» Try it: Each line below that contains "this" should be counted; give the total alone.
Segment Start: Given information
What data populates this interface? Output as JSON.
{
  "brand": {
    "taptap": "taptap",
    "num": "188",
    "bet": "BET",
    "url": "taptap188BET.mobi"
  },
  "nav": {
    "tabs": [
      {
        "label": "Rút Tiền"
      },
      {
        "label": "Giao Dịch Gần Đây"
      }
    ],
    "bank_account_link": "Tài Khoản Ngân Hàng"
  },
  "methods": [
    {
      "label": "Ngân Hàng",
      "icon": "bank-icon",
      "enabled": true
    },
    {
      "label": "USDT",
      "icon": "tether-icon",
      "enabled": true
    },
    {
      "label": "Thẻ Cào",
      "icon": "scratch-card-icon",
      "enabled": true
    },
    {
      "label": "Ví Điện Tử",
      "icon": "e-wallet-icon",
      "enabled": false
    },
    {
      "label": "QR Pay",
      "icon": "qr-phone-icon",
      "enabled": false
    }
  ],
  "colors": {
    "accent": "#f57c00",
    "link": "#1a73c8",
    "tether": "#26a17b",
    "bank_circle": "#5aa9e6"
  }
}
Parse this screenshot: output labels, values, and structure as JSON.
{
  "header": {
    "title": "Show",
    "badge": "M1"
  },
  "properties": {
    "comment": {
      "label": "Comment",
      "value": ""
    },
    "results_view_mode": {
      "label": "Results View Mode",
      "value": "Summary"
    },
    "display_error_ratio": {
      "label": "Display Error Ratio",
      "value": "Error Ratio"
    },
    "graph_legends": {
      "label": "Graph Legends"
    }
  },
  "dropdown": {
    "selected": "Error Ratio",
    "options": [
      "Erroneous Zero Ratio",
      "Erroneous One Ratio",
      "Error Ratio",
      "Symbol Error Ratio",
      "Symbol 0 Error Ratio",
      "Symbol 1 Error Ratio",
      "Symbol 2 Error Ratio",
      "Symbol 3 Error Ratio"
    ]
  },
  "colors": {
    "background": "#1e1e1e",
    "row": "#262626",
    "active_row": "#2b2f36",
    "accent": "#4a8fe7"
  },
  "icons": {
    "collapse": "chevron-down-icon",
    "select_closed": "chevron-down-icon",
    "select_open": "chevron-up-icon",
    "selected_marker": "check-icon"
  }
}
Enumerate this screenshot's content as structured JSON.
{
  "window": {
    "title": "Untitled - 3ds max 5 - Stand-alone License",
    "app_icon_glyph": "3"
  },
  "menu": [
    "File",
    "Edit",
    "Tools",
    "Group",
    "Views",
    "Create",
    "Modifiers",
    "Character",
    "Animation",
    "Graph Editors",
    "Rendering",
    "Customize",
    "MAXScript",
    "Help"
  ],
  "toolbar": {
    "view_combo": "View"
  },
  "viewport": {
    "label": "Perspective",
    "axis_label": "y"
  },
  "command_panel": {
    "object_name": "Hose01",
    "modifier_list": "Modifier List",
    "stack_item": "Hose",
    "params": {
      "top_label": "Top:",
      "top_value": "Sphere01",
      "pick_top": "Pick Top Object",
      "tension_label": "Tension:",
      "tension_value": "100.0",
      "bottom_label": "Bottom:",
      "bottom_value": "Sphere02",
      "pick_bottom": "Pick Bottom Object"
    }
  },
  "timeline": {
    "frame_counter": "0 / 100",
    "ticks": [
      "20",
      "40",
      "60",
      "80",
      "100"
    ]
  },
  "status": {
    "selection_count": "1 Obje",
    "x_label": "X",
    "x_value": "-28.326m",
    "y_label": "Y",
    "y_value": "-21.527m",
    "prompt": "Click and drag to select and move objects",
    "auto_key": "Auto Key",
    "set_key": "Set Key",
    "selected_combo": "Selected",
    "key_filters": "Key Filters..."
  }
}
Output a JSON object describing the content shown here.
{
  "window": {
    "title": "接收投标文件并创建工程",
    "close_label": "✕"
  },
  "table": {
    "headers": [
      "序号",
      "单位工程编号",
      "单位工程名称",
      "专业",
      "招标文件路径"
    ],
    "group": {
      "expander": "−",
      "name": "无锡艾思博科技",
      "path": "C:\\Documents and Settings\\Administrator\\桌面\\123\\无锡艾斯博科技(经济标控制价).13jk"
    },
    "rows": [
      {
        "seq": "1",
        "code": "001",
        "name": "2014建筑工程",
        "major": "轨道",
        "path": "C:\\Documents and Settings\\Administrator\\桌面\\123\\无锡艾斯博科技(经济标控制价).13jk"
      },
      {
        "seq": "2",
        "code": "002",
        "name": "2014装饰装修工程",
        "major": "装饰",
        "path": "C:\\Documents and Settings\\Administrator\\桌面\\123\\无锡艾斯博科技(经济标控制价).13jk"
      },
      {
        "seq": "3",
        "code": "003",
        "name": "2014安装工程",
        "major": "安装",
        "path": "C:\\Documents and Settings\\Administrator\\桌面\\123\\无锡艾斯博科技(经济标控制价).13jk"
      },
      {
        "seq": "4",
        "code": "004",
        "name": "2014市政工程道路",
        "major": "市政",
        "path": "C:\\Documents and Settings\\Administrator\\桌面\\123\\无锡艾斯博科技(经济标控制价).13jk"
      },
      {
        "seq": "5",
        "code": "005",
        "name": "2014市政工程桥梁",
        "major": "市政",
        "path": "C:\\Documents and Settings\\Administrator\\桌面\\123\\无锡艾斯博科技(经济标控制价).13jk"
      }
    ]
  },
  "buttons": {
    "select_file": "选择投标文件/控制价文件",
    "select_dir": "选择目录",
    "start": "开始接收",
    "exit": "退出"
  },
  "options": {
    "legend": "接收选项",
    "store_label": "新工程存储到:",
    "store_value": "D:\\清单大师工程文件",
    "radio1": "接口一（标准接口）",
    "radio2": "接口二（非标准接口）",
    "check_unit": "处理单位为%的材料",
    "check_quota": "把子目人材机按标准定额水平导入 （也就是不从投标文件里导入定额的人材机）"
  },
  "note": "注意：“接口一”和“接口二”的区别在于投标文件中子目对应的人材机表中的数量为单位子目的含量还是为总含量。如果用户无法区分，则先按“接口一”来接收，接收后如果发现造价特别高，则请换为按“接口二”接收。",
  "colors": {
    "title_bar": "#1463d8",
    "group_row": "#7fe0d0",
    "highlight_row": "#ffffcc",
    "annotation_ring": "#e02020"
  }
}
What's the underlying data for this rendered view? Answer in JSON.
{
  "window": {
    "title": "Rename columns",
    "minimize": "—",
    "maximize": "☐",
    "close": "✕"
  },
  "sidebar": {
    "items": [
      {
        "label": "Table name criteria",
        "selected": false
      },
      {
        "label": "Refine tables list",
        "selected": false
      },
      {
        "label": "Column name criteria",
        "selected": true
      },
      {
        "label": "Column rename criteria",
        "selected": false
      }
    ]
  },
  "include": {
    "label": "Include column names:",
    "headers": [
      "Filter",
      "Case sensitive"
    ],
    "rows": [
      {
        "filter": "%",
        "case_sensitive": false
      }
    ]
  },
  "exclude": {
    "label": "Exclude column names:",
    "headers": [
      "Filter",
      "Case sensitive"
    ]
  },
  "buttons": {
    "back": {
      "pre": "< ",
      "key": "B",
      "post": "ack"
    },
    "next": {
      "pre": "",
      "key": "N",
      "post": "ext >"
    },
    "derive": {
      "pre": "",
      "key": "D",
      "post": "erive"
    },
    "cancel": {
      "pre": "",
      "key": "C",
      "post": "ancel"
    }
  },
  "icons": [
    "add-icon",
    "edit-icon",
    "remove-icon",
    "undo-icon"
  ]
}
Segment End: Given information
» Your response: 4